* _Task details_
Among the records below, find each line bearing the word "title" and copy it.

* _Provided information_
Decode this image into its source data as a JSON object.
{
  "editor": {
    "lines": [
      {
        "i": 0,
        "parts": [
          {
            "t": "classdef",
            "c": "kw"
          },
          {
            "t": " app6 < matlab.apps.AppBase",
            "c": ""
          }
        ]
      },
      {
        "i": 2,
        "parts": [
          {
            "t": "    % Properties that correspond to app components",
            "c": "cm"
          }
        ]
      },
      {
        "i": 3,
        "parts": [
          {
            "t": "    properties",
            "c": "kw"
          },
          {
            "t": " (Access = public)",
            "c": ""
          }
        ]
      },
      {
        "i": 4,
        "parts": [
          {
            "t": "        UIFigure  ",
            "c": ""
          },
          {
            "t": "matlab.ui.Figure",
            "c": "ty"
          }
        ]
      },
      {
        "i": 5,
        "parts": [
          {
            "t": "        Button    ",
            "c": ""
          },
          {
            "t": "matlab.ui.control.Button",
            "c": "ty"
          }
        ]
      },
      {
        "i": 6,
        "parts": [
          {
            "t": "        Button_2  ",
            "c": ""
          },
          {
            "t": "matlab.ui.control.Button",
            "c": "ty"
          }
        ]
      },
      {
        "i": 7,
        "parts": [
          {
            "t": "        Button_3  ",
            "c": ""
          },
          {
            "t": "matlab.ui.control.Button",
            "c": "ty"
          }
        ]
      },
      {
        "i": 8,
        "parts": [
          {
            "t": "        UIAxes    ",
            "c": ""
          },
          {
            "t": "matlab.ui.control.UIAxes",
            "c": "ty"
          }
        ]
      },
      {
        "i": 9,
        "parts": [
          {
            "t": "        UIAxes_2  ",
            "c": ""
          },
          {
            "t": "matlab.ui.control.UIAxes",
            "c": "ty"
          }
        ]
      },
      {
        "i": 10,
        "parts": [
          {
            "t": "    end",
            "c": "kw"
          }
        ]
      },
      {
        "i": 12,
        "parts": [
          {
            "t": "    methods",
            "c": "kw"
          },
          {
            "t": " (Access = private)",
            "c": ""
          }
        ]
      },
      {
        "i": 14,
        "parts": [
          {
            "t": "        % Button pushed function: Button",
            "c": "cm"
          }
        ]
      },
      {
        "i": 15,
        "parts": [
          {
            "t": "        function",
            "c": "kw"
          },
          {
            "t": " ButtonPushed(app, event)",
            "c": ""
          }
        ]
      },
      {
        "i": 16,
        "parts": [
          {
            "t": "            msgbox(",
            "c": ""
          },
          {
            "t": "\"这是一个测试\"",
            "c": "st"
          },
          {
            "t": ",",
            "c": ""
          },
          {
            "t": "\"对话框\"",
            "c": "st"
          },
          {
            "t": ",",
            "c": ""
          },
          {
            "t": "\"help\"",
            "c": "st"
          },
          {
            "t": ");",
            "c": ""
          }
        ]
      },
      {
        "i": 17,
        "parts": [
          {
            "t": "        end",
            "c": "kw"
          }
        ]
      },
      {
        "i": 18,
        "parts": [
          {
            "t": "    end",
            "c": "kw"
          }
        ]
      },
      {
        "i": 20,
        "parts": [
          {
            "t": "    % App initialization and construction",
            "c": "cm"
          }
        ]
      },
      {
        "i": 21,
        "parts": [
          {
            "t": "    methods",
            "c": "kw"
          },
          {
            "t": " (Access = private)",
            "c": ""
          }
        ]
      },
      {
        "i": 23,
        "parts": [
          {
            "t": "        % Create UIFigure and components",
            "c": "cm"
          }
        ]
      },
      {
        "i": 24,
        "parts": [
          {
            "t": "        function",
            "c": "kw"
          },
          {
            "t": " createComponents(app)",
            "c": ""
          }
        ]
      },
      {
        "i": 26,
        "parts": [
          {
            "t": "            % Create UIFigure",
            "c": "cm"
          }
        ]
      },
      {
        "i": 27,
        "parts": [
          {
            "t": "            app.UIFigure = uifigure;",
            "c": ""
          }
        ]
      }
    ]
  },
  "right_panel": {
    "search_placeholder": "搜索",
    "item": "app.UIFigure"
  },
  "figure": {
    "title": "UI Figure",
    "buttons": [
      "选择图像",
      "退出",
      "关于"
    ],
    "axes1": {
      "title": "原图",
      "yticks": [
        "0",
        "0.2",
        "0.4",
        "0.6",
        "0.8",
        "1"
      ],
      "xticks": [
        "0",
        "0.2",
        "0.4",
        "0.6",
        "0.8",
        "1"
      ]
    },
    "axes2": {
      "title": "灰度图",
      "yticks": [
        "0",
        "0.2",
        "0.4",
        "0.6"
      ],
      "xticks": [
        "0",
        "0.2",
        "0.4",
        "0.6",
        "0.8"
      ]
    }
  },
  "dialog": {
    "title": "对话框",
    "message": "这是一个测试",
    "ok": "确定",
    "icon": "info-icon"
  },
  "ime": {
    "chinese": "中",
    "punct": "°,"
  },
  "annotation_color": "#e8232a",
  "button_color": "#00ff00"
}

* _Result_
    "title": "UI Figure",
      "title": "原图",
      "title": "灰度图",
    "title": "对话框",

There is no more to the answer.